◆ TASK BRIEF:
Repeat the lines of the data exactly and exclude any picture among them.

◆ INFORMATION PROVIDED:
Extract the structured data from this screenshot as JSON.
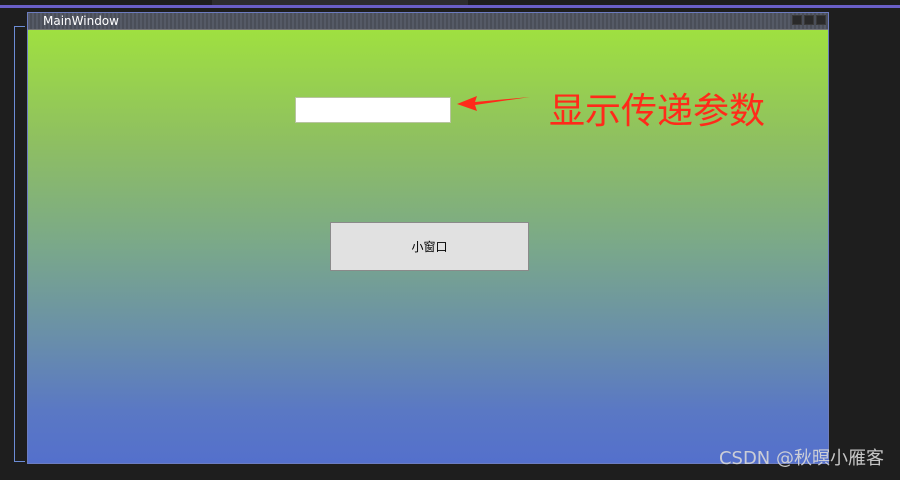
{
  "window": {
    "title": "MainWindow"
  },
  "form": {
    "line_edit_value": "",
    "button_label": "小窗口"
  },
  "annotation": {
    "text": "显示传递参数",
    "color": "#ff2a1a"
  },
  "watermark": {
    "text": "CSDN @秋暝小雁客"
  },
  "colors": {
    "gradient_top": "#9fe040",
    "gradient_bottom": "#5470cc",
    "accent": "#6a5fc7"
  }
}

◆ EXERCISE RESULT:
Extract the structured data from this screenshot as JSON.
{
  "window": {
    "title": "MainWindow"
  },
  "form": {
    "line_edit_value": "",
    "button_label": "小窗口"
  },
  "annotation": {
    "text": "显示传递参数",
    "color": "#ff2a1a"
  },
  "watermark": {
    "text": "CSDN @秋暝小雁客"
  },
  "colors": {
    "gradient_top": "#9fe040",
    "gradient_bottom": "#5470cc",
    "accent": "#6a5fc7"
  }
}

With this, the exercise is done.